» What you are asked to do
Using the entries that follow, give the number of lines containing the string "arrow". Write nothing besides that number.

[Data items]
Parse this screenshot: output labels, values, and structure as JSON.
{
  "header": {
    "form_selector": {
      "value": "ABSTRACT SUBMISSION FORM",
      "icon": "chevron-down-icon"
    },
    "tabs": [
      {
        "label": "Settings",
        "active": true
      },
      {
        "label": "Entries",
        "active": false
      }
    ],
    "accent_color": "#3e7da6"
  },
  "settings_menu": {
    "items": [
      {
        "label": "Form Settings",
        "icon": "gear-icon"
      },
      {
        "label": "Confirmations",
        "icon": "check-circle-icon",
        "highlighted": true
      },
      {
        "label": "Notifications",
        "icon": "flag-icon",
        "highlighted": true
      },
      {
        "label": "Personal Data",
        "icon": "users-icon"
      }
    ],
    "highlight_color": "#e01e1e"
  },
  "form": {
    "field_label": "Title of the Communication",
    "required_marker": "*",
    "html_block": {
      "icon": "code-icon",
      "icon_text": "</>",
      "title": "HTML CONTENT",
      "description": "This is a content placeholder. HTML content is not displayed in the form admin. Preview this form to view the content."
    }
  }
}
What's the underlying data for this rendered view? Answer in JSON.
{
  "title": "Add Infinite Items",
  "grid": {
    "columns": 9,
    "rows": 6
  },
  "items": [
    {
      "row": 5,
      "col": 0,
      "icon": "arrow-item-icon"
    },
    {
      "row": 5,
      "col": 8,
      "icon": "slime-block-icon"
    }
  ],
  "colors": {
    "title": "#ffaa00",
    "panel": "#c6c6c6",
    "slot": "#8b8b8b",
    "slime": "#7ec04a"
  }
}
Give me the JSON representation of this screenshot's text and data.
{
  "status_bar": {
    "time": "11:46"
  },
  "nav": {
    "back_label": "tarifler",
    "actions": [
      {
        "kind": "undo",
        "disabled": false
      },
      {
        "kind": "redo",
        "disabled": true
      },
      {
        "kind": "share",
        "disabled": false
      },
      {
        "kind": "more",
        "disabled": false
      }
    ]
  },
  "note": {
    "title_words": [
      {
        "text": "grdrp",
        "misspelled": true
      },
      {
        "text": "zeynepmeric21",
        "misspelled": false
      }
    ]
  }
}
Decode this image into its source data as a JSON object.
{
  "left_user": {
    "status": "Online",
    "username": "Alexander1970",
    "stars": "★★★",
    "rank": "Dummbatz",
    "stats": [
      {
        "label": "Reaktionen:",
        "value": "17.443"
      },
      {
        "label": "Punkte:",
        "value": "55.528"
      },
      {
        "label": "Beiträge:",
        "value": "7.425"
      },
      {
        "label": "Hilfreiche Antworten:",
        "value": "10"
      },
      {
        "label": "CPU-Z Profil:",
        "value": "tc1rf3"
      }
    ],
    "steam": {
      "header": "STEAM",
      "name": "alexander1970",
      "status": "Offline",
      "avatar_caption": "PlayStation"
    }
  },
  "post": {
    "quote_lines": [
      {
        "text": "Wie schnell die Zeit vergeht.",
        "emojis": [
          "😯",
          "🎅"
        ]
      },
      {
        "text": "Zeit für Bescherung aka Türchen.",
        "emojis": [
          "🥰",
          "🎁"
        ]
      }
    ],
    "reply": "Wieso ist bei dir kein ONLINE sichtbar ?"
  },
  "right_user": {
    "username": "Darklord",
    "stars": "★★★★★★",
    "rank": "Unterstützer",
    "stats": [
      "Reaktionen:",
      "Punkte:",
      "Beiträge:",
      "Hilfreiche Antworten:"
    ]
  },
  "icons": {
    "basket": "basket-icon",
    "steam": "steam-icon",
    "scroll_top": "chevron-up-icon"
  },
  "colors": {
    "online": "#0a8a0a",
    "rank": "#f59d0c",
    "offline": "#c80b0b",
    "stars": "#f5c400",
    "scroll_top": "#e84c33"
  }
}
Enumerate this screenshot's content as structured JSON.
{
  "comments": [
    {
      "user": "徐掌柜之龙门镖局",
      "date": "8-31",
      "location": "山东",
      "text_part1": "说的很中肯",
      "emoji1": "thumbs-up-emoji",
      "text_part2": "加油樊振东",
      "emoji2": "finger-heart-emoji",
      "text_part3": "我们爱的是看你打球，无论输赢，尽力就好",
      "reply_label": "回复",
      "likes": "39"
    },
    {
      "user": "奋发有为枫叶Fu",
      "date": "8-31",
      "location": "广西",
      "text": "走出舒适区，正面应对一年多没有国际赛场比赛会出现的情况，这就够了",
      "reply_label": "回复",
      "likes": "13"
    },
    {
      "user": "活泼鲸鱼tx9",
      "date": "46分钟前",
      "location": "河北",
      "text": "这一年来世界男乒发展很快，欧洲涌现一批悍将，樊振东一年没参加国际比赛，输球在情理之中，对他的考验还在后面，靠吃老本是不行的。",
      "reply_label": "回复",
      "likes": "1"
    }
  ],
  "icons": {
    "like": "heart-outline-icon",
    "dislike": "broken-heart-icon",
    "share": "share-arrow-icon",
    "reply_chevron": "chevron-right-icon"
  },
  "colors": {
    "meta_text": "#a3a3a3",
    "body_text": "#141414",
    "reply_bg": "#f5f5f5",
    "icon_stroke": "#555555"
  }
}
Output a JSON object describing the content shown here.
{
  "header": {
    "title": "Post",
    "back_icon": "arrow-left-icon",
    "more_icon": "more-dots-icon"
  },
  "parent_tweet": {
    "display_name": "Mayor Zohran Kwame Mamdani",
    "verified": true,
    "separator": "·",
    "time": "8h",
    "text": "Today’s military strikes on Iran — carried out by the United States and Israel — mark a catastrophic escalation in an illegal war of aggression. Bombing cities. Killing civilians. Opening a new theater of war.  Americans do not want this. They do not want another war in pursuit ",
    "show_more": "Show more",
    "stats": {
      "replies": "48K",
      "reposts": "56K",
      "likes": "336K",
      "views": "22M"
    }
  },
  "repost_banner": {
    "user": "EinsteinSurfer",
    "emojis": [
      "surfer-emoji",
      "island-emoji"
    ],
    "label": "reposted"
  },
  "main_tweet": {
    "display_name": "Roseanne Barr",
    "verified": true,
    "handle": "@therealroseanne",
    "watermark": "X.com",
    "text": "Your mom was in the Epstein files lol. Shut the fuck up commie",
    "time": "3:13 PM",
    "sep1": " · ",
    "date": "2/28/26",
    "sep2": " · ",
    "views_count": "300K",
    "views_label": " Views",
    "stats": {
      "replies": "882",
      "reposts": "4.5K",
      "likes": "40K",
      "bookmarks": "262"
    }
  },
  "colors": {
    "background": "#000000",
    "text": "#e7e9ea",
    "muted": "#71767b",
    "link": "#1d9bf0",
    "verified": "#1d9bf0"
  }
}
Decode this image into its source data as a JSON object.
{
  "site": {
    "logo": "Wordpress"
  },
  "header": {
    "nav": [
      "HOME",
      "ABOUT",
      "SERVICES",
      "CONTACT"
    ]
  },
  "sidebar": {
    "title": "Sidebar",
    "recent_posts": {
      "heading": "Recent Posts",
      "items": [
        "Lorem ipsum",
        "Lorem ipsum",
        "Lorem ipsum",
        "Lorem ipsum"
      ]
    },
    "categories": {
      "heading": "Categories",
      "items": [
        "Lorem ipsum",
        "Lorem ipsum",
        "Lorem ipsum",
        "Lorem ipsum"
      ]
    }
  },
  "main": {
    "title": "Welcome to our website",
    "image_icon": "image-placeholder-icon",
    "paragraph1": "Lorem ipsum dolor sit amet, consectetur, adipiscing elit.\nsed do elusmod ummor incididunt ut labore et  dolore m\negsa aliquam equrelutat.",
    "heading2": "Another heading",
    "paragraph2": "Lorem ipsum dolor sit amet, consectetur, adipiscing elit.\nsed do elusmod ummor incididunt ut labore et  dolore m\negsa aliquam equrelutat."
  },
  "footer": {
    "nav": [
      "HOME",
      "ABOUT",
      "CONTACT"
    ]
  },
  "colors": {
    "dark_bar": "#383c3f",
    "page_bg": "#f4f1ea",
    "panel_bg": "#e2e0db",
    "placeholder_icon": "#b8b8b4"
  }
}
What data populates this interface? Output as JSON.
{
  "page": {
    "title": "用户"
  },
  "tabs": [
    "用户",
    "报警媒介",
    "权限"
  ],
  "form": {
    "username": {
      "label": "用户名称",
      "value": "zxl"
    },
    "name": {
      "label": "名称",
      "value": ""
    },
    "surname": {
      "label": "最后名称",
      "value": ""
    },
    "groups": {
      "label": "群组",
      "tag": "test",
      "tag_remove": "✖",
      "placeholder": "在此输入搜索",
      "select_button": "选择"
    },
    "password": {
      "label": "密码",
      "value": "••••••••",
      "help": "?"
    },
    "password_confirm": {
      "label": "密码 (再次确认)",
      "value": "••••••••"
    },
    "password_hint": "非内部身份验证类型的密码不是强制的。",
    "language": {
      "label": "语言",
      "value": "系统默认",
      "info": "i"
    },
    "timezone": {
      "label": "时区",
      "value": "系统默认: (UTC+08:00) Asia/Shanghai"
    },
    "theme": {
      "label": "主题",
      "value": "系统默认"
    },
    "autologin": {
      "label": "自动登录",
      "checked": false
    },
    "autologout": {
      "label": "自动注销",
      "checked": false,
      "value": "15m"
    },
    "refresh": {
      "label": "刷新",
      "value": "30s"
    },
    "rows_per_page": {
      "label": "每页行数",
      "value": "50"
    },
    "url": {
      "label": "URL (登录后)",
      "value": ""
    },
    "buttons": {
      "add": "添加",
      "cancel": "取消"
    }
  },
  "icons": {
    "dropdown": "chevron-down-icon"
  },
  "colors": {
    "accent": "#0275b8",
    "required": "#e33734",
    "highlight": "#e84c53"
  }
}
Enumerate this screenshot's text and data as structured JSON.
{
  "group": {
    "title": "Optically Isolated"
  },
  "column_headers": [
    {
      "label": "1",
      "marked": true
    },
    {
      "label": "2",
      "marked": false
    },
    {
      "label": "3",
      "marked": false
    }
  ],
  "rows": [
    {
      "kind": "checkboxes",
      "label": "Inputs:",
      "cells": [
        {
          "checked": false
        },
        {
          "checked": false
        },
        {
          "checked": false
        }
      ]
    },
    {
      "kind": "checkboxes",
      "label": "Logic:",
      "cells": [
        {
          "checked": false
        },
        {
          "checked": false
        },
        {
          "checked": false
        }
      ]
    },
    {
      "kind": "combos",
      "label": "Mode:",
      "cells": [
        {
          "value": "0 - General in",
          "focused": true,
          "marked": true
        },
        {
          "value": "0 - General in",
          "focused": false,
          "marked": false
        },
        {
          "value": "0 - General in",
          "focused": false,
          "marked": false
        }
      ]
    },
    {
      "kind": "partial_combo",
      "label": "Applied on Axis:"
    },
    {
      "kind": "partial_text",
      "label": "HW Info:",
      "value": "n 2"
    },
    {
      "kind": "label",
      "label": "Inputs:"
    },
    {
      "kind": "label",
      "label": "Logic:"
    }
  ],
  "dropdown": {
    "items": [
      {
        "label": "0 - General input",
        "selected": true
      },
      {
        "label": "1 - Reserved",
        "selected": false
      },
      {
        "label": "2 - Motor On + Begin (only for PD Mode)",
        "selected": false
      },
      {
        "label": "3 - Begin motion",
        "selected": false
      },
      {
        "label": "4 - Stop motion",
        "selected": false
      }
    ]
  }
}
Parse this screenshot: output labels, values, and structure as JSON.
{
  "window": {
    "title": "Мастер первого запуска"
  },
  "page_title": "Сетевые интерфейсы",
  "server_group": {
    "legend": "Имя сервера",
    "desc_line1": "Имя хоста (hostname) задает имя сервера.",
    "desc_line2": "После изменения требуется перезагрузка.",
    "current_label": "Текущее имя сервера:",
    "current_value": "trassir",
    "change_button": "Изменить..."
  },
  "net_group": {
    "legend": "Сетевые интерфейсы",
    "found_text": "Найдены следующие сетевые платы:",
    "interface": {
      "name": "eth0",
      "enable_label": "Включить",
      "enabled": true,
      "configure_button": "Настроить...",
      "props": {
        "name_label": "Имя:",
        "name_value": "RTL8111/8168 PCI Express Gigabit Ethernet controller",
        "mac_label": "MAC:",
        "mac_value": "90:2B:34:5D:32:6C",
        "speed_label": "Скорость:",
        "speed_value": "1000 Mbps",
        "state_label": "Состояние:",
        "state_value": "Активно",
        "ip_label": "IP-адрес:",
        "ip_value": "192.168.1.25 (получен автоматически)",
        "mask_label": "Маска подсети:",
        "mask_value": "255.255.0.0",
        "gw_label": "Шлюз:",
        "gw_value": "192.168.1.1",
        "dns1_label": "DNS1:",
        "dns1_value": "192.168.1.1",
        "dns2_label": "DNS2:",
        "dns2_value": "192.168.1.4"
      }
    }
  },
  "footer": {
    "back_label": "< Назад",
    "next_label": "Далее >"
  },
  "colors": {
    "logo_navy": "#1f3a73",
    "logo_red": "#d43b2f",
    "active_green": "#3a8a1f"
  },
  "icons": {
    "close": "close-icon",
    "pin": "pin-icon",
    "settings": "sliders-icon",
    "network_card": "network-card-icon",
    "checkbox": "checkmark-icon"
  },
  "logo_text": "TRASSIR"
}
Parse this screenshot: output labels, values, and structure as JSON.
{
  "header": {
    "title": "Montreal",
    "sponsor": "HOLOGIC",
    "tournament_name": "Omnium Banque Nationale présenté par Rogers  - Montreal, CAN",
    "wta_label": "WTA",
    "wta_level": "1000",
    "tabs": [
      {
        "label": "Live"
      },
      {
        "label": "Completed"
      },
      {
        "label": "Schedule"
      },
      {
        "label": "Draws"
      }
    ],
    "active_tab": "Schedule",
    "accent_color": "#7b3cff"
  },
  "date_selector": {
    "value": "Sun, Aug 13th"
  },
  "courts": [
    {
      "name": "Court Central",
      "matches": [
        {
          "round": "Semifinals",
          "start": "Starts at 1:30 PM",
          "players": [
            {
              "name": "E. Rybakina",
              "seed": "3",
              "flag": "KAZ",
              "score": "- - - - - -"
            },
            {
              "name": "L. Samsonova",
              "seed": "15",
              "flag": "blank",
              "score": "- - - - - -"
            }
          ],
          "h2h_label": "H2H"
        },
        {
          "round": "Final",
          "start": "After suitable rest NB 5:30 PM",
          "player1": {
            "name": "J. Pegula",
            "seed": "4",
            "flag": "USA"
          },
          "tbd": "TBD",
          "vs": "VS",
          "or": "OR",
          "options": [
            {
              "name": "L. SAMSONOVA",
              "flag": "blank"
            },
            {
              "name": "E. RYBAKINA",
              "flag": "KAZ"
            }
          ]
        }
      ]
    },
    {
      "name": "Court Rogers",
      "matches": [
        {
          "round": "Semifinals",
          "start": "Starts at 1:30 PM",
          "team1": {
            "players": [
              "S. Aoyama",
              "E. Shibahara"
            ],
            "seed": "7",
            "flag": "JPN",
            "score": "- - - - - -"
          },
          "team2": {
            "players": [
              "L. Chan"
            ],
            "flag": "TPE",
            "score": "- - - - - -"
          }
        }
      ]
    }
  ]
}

» Output of the task
3